If you’re having hot flashes, you probably aren’t feeling so hot.
Many women are confused because they’ve heard that hot flashes indicate they’re in menopause, but they’re still having a cycle.
While many women think that they’re in menopause when they hit their mid-40s/early 50s, true menopause happens once you have experienced a full 12 months without a period. Typically, women experience menopause around the ages of 40-58, but most women experience a period of time before that where they see symptoms.
There is a transitional phase where female hormones fluctuate dramatically.
This transition phase is called perimenopause, and can start as young as mid 30s and last until late 40s or even early 50s.
Symptoms of perimenopause & menopause can include:
- Hot flashes
- Night sweats
- Vaginal dryness
- Sleep disturbances
- Weight gain
- Irregular cycles
- Decreased libido
- Painful, heavy cycles
- Anxiety and depression
Hormonal changes during perimenopause
Once perimenopause starts, the number of eggs drops from millions to only thousands.

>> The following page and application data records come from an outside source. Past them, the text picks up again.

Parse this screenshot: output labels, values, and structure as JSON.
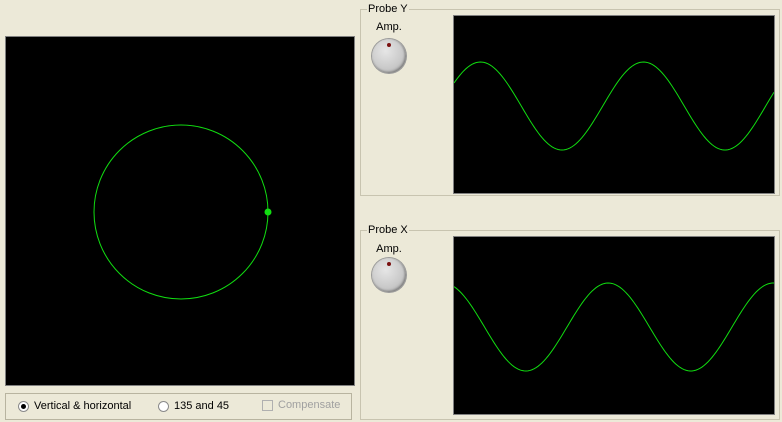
{
  "mode_panel": {
    "options": [
      {
        "label": "Vertical & horizontal",
        "checked": true
      },
      {
        "label": "135 and 45",
        "checked": false
      }
    ],
    "compensate": {
      "label": "Compensate",
      "checked": false,
      "enabled": false
    }
  },
  "probe_y": {
    "title": "Probe Y",
    "amp_label": "Amp."
  },
  "probe_x": {
    "title": "Probe X",
    "amp_label": "Amp."
  },
  "colors": {
    "trace": "#11dd11",
    "screen": "#000000",
    "knob_marker": "#7a1010"
  }
}
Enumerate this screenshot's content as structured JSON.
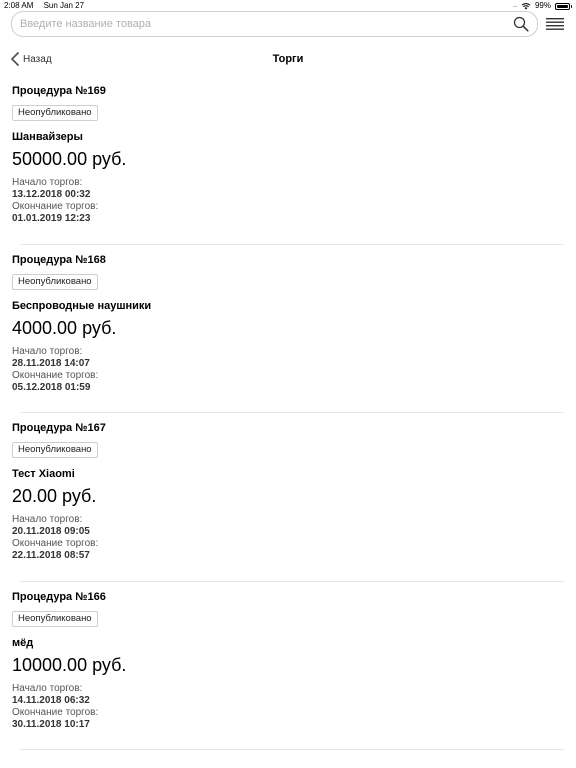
{
  "status_bar": {
    "time": "2:08 AM",
    "date": "Sun Jan 27",
    "battery": "99%",
    "signal": "....."
  },
  "search": {
    "placeholder": "Введите название товара"
  },
  "nav": {
    "back_label": "Назад",
    "title": "Торги"
  },
  "labels": {
    "start": "Начало торгов:",
    "end": "Окончание торгов:"
  },
  "procedures": [
    {
      "title": "Процедура №169",
      "status": "Неопубликовано",
      "product": "Шанвайзеры",
      "price": "50000.00 руб.",
      "start": "13.12.2018 00:32",
      "end": "01.01.2019 12:23"
    },
    {
      "title": "Процедура №168",
      "status": "Неопубликовано",
      "product": "Беспроводные наушники",
      "price": "4000.00 руб.",
      "start": "28.11.2018 14:07",
      "end": "05.12.2018 01:59"
    },
    {
      "title": "Процедура №167",
      "status": "Неопубликовано",
      "product": "Тест Xiaomi",
      "price": "20.00 руб.",
      "start": "20.11.2018 09:05",
      "end": "22.11.2018 08:57"
    },
    {
      "title": "Процедура №166",
      "status": "Неопубликовано",
      "product": "мёд",
      "price": "10000.00 руб.",
      "start": "14.11.2018 06:32",
      "end": "30.11.2018 10:17"
    }
  ]
}
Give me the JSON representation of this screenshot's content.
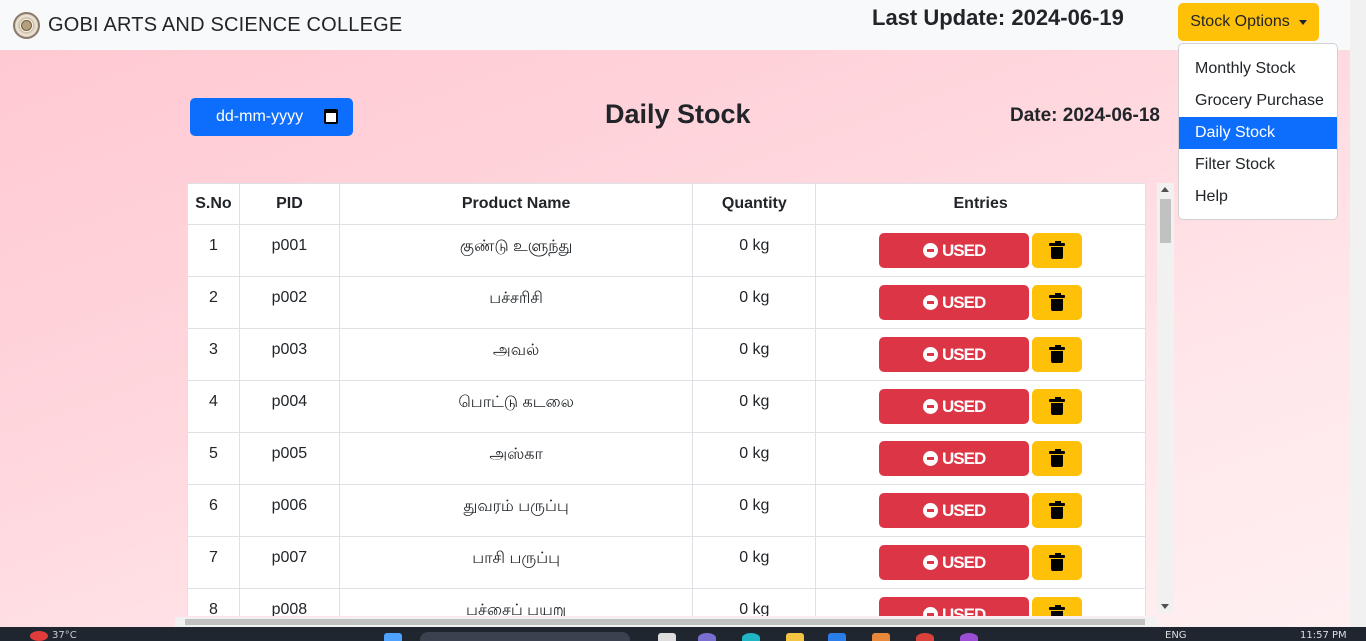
{
  "navbar": {
    "college_name": "GOBI ARTS AND SCIENCE COLLEGE",
    "last_update": "Last Update: 2024-06-19",
    "stock_options_label": "Stock Options"
  },
  "dropdown": {
    "items": [
      "Monthly Stock",
      "Grocery Purchase",
      "Daily Stock",
      "Filter Stock",
      "Help"
    ],
    "active": "Daily Stock"
  },
  "main": {
    "date_placeholder": "dd-mm-yyyy",
    "title": "Daily Stock",
    "date_label": "Date: 2024-06-18"
  },
  "table": {
    "headers": [
      "S.No",
      "PID",
      "Product Name",
      "Quantity",
      "Entries"
    ],
    "used_label": "USED",
    "rows": [
      {
        "sno": "1",
        "pid": "p001",
        "name": "குண்டு உளுந்து",
        "qty": "0 kg"
      },
      {
        "sno": "2",
        "pid": "p002",
        "name": "பச்சரிசி",
        "qty": "0 kg"
      },
      {
        "sno": "3",
        "pid": "p003",
        "name": "அவல்",
        "qty": "0 kg"
      },
      {
        "sno": "4",
        "pid": "p004",
        "name": "பொட்டு கடலை",
        "qty": "0 kg"
      },
      {
        "sno": "5",
        "pid": "p005",
        "name": "அஸ்கா",
        "qty": "0 kg"
      },
      {
        "sno": "6",
        "pid": "p006",
        "name": "துவரம் பருப்பு",
        "qty": "0 kg"
      },
      {
        "sno": "7",
        "pid": "p007",
        "name": "பாசி பருப்பு",
        "qty": "0 kg"
      },
      {
        "sno": "8",
        "pid": "p008",
        "name": "பச்சைப் பயறு",
        "qty": "0 kg"
      }
    ]
  },
  "taskbar": {
    "temperature": "37°C",
    "language": "ENG",
    "time": "11:57 PM"
  },
  "colors": {
    "primary": "#0d6efd",
    "danger": "#dc3545",
    "warning": "#ffc107"
  }
}
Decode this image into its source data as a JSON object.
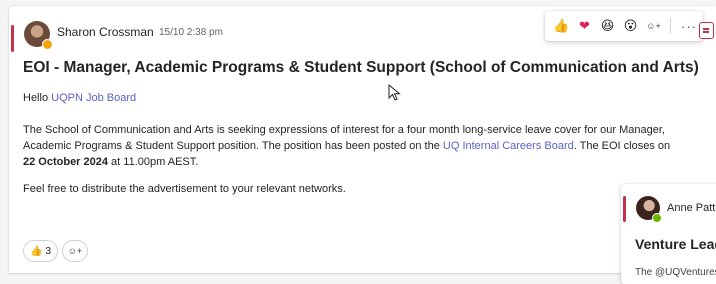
{
  "post": {
    "author": "Sharon Crossman",
    "timestamp": "15/10 2:38 pm",
    "subject": "EOI - Manager, Academic Programs & Student Support (School of Communication and Arts)",
    "greeting_prefix": "Hello ",
    "greeting_mention": "UQPN Job Board",
    "body_part1": "The School of Communication and Arts is seeking expressions of interest for a four month long-service leave cover for our Manager, Academic Programs & Student Support position. The position has been posted on the ",
    "body_link": "UQ Internal Careers Board",
    "body_part2": ". The EOI closes on ",
    "body_bold": "22 October 2024",
    "body_part3": " at 11.00pm AEST.",
    "closing": "Feel free to distribute the advertisement to your relevant networks.",
    "reactions": [
      {
        "icon": "thumbs-up-icon",
        "glyph": "👍",
        "count": "3"
      }
    ],
    "add_reaction_glyph": "☺+"
  },
  "toolbar": {
    "reactions": [
      {
        "name": "like",
        "glyph": "👍"
      },
      {
        "name": "heart",
        "glyph": "❤"
      },
      {
        "name": "laugh",
        "glyph": "😆"
      },
      {
        "name": "surprised",
        "glyph": "😮"
      },
      {
        "name": "add-reaction",
        "glyph": "☺+"
      }
    ],
    "more_glyph": "···"
  },
  "next_post": {
    "author": "Anne Patte",
    "subject": "Venture Lead",
    "preview": "The @UQVentures"
  },
  "colors": {
    "accent": "#c4314b",
    "link": "#5b5fc7",
    "presence_away": "#f8a50a",
    "presence_available": "#6bb700"
  }
}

Initially, estrogen production may rise, followed by a drop right before menopause. As a result of lower number of eggs, less estrogen is produced by the ovaries, and progesterone levels drop (lower estrogen = no ovulation = reduced progesterone). This might show up as shorter, more irregular cycles, or increased pain and mood swings throughout your cycle.
Since the ovaries have slowed production of estrogen, fat cells and the adrenal glands are triggered to produce estrogen instead. In this phase, some women unfortunately experience an increase in symptoms like weight gain, sleep disturbances, and hot flashes.
Many women in perimenopause have estrogen dominance; high estrogen relative to progesterone, which can manifest as weight gain, irregular cycles, migraines, and PMS. Your hormone levels in perimenopause determine how smooth your transition to menopause will be. In order to ensure a smooth transition, we want to make sure estrogen and progesterone levels are balanced.
Learn more about hormone testing options here.
Health concerns during perimenopause & menopause
Hormones are powerful and are needed for many functions throughout the body.
Due to fluctuating hormone levels during perimenopause and menopause, your risk of certain illnesses may increase, if not managed under the care of a practitioner.
When estrogen levels are not appropriately supported, this can cause:
- Issues with bone density (osteoporosis)
- Cardiovascular disease
- Increased risk of insulin resistance and diabetes due to loss of muscle mass and increased fat stores
Our top nutrition tips for optimizing hormone levels
Foods high in healthy fats, fibre and phytoestrogens support your body during this transition by balancing fluctuating hormone levels.
1. Healthy fats:
Healthy fats are what our body uses to build hormones. They’re also needed to manage inflammation and support your brain and skin health, all of which are common issues during perimenopause.
Phytoestrogens are components of plant foods that mimic estrogen in the body. They bind to your estrogen receptors, and can help to balance out your hormone levels to both reduce estrogen dominance, and support low estrogen levels.
For this reason, aim to increase foods rich in phytoestrogens in your diet including the ones listed below.
Phytoestrogen rich food sources:
- Fermented Soy (tempeh, miso) or Organic Non-GMO Tofu
- Beans & Legumes
- Fatty Fish (salmon, trout)
- Pumpkin seeds
Phytoestrogen rich foods are also excellent sources of fibre which contributes to hormone health in several ways:
– they bind excess estrogens and allow for excretion, rather than having them recirculate into your system
– balanced blood sugar
– they reduce inflammation by feeding healthy gut bacteria: these bacteria are needed to reduce levels of beta glucoronidase: an enzyme that promotes the reuptake of estrogens instead of allowing them to be excreted.
Perimenopause can be a very stressful time for women and it can be difficult to make changes on your own.
Naturopathic doctors use a variety of tools to support hormone balancing including:
– botanical medicine and nutraceuticals
Dr. Burke (ND) works with women/womxn to better their mood & hormonal health.
She works primarily with those who are looking to:
-have more regular periods
-have less painful periods
-ditch the PMS nightmare
If you’re struggling with perimenopasusal symptoms, book an appointment with Dr. Burke, ND.